The project management plan defines how the project is to be executed, monitored and controlled, and closed, and it’s established by the Develop Project Management Plan process and refined throughout the entire duration of the project.
The project plan isn’t a Gantt chart and it isn’t just a project schedule. It’s a comprehensive, consolidated document that contains everything anyone needs to know about the project and how the project will be managed.
Project Management Plan Characteristics:
- The project management plan is formal
Nothing equates to formality like a written document, so we should think of the plan as a written document.
- The project management plan is a single document
The plan document itself contains all essential and subsidiary components. It is not a document that simply references other documents.
- The project management plan is approved
At some point, an authority within the project accepts the plan. This could be the sponsor, project manager, organizational management, or the project organization (PMO management).
Once the plan is approved, it’s considered baselined, and any further changes to it are governed by integrated change control.
- The project management plan can be summary or detailed
The characteristics of the project (such as its scope, effort, cost, and risks) will affect how detailed the plan will be.
Not all project management plans have to go into finite details as long as all major elements are covered.
However, for the PMP examination, it'd be best for us to think of the plan as being an extremely detailed document.
- The project management plan contains subsidiary plans
The project management plan contains subsidiary plans, such as those that establish how the project’s scope, schedule, cost, and quality will be planned for and managed.
The detail that goes into these plans depends on the project's characteristics. These subsidiary plans may be simple paragraphs or full-fledged plans.
- The project management plan is the first place to refer to
Everything about the project is to be found in the plan.
For our PMP examination, if we're presented with a question asking where to find project information, in lieu of a more specific choice, choose the project management plan.
Project management plan components
The project plan includes the project scope, schedule, and cost baselines (and sometimes other baselines like quality).
These baselines are collectively known as the performance measurement baseline. A baseline is what was originally planned for with any approved changes incorporated into it.
- Milestone list
Milestones are important dates the project must meet, and they need to be included in the project management plan.
- Resource calendar
This provides the schedule of when work will be performed by specific resources or when resources are needed, such as facilities or equipment.
- Risk register
The risk register is a complete log of identified risks, how likely they are to occur, and what the risk response will be.
- Open issues
Any open issues, including targeted dates and responsibilities for resolution, should be identified.
Develop Project Management Plan Process Decomposition
Develop Project Management Plan Process: Inputs
- Project charter

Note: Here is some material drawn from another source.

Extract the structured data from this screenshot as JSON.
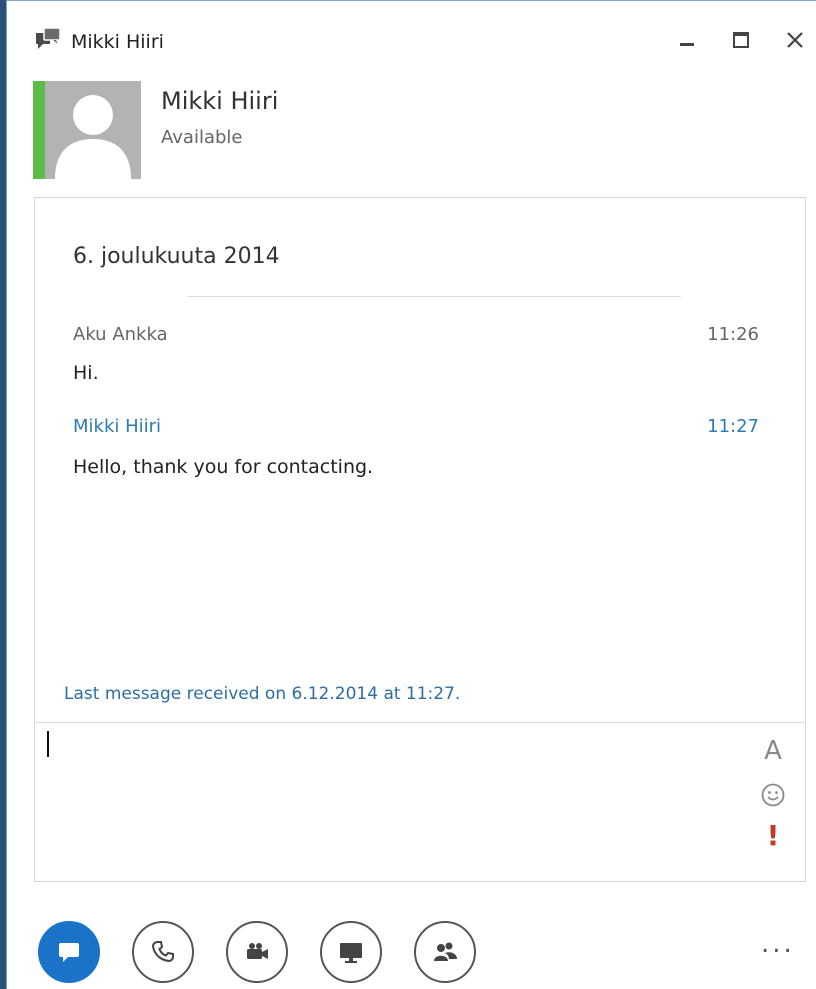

The project charter formally authorizes the project and the project manager. It also provides the business case, objectives, and success criteria of the project. The charter provides the framework for project planning activities.
- Outputs from planning processes
All of the outputs from the project management processes in chapters 5 through 12 are used to establish the project management plan, and any approved changes or updates to process components will usually require a correlating change in the project management plan.
- Enterprise environmental factors
Any of the many enterprise environmental factors and systems that influence the project should be considered for their impacts on the project management plan.
Those can include infrastructure, personnel hiring and firing practices, and availability of project management software (PMIS).
- Organizational process assets
Organizational process assets are the source of existing policies, processes, organizational data, and knowledge.
Of special importance will be historical information from similar projects, organizational methodologies, project closure procedures, change control procedures, and the configuration management knowledge base is available.
Develop Project Management Plan Process: tools and techniques
- Expert judgment
Expert judgment is based on the experience and knowledge of subject matter experts. It's used to assess and evaluate the inputs and the information they contain.
Develop Project Management Plan Process: outputs
- Project management plan
The project management plan details how the project will be executed, managed, and controlled, including many subsidiary plans as to how changes to major project components, such as scope, budget, and schedule, will be handled, and how important factors such as communication, risk, and quality will be managed.
The project management plan is the key source of information relating to project management for the project.